| Problem |
Among the entries below, determine how many lines contain the word "Details" and state only that figure.

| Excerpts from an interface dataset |

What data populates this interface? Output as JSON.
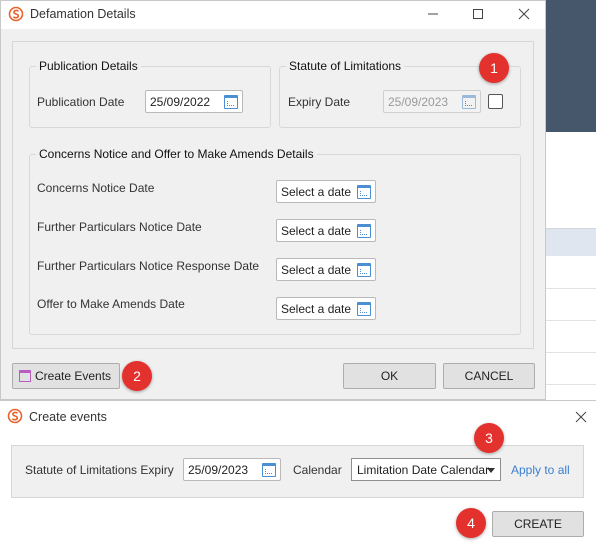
{
  "defamation_dialog": {
    "title": "Defamation Details",
    "publication_group": {
      "title": "Publication Details",
      "publication_date_label": "Publication Date",
      "publication_date_value": "25/09/2022"
    },
    "statute_group": {
      "title": "Statute of Limitations",
      "expiry_date_label": "Expiry Date",
      "expiry_date_value": "25/09/2023"
    },
    "concerns_group": {
      "title": "Concerns Notice and Offer to Make Amends Details",
      "rows": [
        {
          "label": "Concerns Notice Date",
          "placeholder": "Select a date"
        },
        {
          "label": "Further Particulars Notice Date",
          "placeholder": "Select a date"
        },
        {
          "label": "Further Particulars Notice Response Date",
          "placeholder": "Select a date"
        },
        {
          "label": "Offer to Make Amends Date",
          "placeholder": "Select a date"
        }
      ]
    },
    "buttons": {
      "create_events": "Create Events",
      "ok": "OK",
      "cancel": "CANCEL"
    }
  },
  "create_events_dialog": {
    "title": "Create events",
    "row_label": "Statute of Limitations Expiry",
    "date_value": "25/09/2023",
    "calendar_label": "Calendar",
    "calendar_selected": "Limitation Date Calendar",
    "apply_to_all": "Apply to all",
    "create_button": "CREATE"
  },
  "badges": [
    "1",
    "2",
    "3",
    "4"
  ],
  "colors": {
    "badge": "#e3312e",
    "link": "#3a7fd0",
    "calendar_icon": "#4a8fd1",
    "app_header": "#47576b"
  }
}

| Finished exercise |
3